──────── Excerpted data

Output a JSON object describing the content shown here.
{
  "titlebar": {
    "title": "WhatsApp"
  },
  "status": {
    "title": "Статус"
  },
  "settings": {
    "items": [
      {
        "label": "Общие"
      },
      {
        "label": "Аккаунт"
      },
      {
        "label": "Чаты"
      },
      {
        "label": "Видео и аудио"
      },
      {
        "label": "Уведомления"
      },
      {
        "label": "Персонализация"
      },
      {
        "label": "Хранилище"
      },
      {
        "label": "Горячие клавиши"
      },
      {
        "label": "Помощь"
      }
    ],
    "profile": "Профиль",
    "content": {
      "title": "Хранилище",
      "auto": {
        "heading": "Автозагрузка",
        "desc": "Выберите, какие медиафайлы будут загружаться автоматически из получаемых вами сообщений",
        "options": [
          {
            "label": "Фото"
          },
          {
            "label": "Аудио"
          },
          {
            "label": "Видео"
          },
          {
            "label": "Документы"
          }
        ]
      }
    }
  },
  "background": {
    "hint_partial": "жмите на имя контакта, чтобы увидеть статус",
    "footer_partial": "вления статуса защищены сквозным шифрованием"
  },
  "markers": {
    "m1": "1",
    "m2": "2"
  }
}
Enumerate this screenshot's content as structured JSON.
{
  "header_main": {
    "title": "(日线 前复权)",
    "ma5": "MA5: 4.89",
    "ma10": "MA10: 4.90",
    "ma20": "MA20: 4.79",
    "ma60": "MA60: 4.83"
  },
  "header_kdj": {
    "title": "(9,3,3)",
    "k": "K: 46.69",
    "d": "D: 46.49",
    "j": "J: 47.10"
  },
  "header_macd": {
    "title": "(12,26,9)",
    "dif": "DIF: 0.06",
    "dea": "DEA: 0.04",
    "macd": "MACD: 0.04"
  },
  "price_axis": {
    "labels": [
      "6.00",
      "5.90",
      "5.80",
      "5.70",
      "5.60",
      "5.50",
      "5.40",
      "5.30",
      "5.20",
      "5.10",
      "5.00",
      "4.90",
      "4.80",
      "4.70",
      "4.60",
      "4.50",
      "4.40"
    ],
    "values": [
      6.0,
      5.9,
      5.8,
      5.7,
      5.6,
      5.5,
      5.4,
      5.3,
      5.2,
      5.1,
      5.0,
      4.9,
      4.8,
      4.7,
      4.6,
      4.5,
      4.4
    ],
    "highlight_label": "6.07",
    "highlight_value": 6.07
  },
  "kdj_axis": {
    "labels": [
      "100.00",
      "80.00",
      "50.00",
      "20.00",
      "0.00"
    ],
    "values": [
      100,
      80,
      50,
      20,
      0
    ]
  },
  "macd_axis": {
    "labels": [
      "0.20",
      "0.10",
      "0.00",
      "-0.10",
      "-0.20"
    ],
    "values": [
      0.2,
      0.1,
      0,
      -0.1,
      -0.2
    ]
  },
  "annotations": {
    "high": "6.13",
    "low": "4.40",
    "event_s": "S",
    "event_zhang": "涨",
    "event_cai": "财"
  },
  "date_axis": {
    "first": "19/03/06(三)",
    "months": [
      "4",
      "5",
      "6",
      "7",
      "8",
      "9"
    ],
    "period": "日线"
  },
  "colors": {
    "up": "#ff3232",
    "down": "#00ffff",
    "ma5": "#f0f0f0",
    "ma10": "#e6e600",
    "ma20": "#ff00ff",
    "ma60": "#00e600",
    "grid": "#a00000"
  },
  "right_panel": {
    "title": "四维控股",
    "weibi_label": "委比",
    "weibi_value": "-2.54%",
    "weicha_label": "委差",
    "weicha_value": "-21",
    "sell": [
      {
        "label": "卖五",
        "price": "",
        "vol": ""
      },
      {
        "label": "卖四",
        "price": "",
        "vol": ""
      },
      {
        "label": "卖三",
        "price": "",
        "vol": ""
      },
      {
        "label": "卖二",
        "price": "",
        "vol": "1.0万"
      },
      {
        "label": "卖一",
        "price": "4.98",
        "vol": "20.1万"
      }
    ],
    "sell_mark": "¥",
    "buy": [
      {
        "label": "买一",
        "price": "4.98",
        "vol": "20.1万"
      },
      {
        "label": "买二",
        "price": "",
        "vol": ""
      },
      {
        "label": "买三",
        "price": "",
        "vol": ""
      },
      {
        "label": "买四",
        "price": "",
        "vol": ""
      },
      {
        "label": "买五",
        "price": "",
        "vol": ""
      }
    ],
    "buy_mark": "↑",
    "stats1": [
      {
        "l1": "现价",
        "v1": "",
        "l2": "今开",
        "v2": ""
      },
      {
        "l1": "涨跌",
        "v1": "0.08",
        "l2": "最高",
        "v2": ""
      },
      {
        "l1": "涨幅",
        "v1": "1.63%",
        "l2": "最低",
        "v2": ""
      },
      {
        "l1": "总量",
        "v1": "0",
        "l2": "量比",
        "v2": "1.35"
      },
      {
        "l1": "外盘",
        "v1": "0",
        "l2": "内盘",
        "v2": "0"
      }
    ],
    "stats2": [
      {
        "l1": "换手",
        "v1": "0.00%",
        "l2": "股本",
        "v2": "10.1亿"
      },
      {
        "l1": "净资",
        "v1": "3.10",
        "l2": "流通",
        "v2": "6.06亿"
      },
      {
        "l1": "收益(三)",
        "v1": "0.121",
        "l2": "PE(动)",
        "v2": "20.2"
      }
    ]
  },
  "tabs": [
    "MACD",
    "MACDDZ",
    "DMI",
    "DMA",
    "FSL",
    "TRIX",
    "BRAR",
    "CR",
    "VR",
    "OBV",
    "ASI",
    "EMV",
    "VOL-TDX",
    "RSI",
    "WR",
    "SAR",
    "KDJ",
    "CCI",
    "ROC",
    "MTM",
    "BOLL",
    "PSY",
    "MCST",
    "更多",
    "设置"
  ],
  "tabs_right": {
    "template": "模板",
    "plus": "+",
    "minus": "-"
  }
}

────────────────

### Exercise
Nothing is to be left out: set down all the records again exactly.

### Exercise response
Output a JSON object describing the content shown here.
{
  "titlebar": {
    "title": "WhatsApp"
  },
  "status": {
    "title": "Статус"
  },
  "settings": {
    "items": [
      {
        "label": "Общие"
      },
      {
        "label": "Аккаунт"
      },
      {
        "label": "Чаты"
      },
      {
        "label": "Видео и аудио"
      },
      {
        "label": "Уведомления"
      },
      {
        "label": "Персонализация"
      },
      {
        "label": "Хранилище"
      },
      {
        "label": "Горячие клавиши"
      },
      {
        "label": "Помощь"
      }
    ],
    "profile": "Профиль",
    "content": {
      "title": "Хранилище",
      "auto": {
        "heading": "Автозагрузка",
        "desc": "Выберите, какие медиафайлы будут загружаться автоматически из получаемых вами сообщений",
        "options": [
          {
            "label": "Фото"
          },
          {
            "label": "Аудио"
          },
          {
            "label": "Видео"
          },
          {
            "label": "Документы"
          }
        ]
      }
    }
  },
  "background": {
    "hint_partial": "жмите на имя контакта, чтобы увидеть статус",
    "footer_partial": "вления статуса защищены сквозным шифрованием"
  },
  "markers": {
    "m1": "1",
    "m2": "2"
  }
}
Enumerate this screenshot's content as structured JSON.
{
  "header_main": {
    "title": "(日线 前复权)",
    "ma5": "MA5: 4.89",
    "ma10": "MA10: 4.90",
    "ma20": "MA20: 4.79",
    "ma60": "MA60: 4.83"
  },
  "header_kdj": {
    "title": "(9,3,3)",
    "k": "K: 46.69",
    "d": "D: 46.49",
    "j": "J: 47.10"
  },
  "header_macd": {
    "title": "(12,26,9)",
    "dif": "DIF: 0.06",
    "dea": "DEA: 0.04",
    "macd": "MACD: 0.04"
  },
  "price_axis": {
    "labels": [
      "6.00",
      "5.90",
      "5.80",
      "5.70",
      "5.60",
      "5.50",
      "5.40",
      "5.30",
      "5.20",
      "5.10",
      "5.00",
      "4.90",
      "4.80",
      "4.70",
      "4.60",
      "4.50",
      "4.40"
    ],
    "values": [
      6.0,
      5.9,
      5.8,
      5.7,
      5.6,
      5.5,
      5.4,
      5.3,
      5.2,
      5.1,
      5.0,
      4.9,
      4.8,
      4.7,
      4.6,
      4.5,
      4.4
    ],
    "highlight_label": "6.07",
    "highlight_value": 6.07
  },
  "kdj_axis": {
    "labels": [
      "100.00",
      "80.00",
      "50.00",
      "20.00",
      "0.00"
    ],
    "values": [
      100,
      80,
      50,
      20,
      0
    ]
  },
  "macd_axis": {
    "labels": [
      "0.20",
      "0.10",
      "0.00",
      "-0.10",
      "-0.20"
    ],
    "values": [
      0.2,
      0.1,
      0,
      -0.1,
      -0.2
    ]
  },
  "annotations": {
    "high": "6.13",
    "low": "4.40",
    "event_s": "S",
    "event_zhang": "涨",
    "event_cai": "财"
  },
  "date_axis": {
    "first": "19/03/06(三)",
    "months": [
      "4",
      "5",
      "6",
      "7",
      "8",
      "9"
    ],
    "period": "日线"
  },
  "colors": {
    "up": "#ff3232",
    "down": "#00ffff",
    "ma5": "#f0f0f0",
    "ma10": "#e6e600",
    "ma20": "#ff00ff",
    "ma60": "#00e600",
    "grid": "#a00000"
  },
  "right_panel": {
    "title": "四维控股",
    "weibi_label": "委比",
    "weibi_value": "-2.54%",
    "weicha_label": "委差",
    "weicha_value": "-21",
    "sell": [
      {
        "label": "卖五",
        "price": "",
        "vol": ""
      },
      {
        "label": "卖四",
        "price": "",
        "vol": ""
      },
      {
        "label": "卖三",
        "price": "",
        "vol": ""
      },
      {
        "label": "卖二",
        "price": "",
        "vol": "1.0万"
      },
      {
        "label": "卖一",
        "price": "4.98",
        "vol": "20.1万"
      }
    ],
    "sell_mark": "¥",
    "buy": [
      {
        "label": "买一",
        "price": "4.98",
        "vol": "20.1万"
      },
      {
        "label": "买二",
        "price": "",
        "vol": ""
      },
      {
        "label": "买三",
        "price": "",
        "vol": ""
      },
      {
        "label": "买四",
        "price": "",
        "vol": ""
      },
      {
        "label": "买五",
        "price": "",
        "vol": ""
      }
    ],
    "buy_mark": "↑",
    "stats1": [
      {
        "l1": "现价",
        "v1": "",
        "l2": "今开",
        "v2": ""
      },
      {
        "l1": "涨跌",
        "v1": "0.08",
        "l2": "最高",
        "v2": ""
      },
      {
        "l1": "涨幅",
        "v1": "1.63%",
        "l2": "最低",
        "v2": ""
      },
      {
        "l1": "总量",
        "v1": "0",
        "l2": "量比",
        "v2": "1.35"
      },
      {
        "l1": "外盘",
        "v1": "0",
        "l2": "内盘",
        "v2": "0"
      }
    ],
    "stats2": [
      {
        "l1": "换手",
        "v1": "0.00%",
        "l2": "股本",
        "v2": "10.1亿"
      },
      {
        "l1": "净资",
        "v1": "3.10",
        "l2": "流通",
        "v2": "6.06亿"
      },
      {
        "l1": "收益(三)",
        "v1": "0.121",
        "l2": "PE(动)",
        "v2": "20.2"
      }
    ]
  },
  "tabs": [
    "MACD",
    "MACDDZ",
    "DMI",
    "DMA",
    "FSL",
    "TRIX",
    "BRAR",
    "CR",
    "VR",
    "OBV",
    "ASI",
    "EMV",
    "VOL-TDX",
    "RSI",
    "WR",
    "SAR",
    "KDJ",
    "CCI",
    "ROC",
    "MTM",
    "BOLL",
    "PSY",
    "MCST",
    "更多",
    "设置"
  ],
  "tabs_right": {
    "template": "模板",
    "plus": "+",
    "minus": "-"
  }
}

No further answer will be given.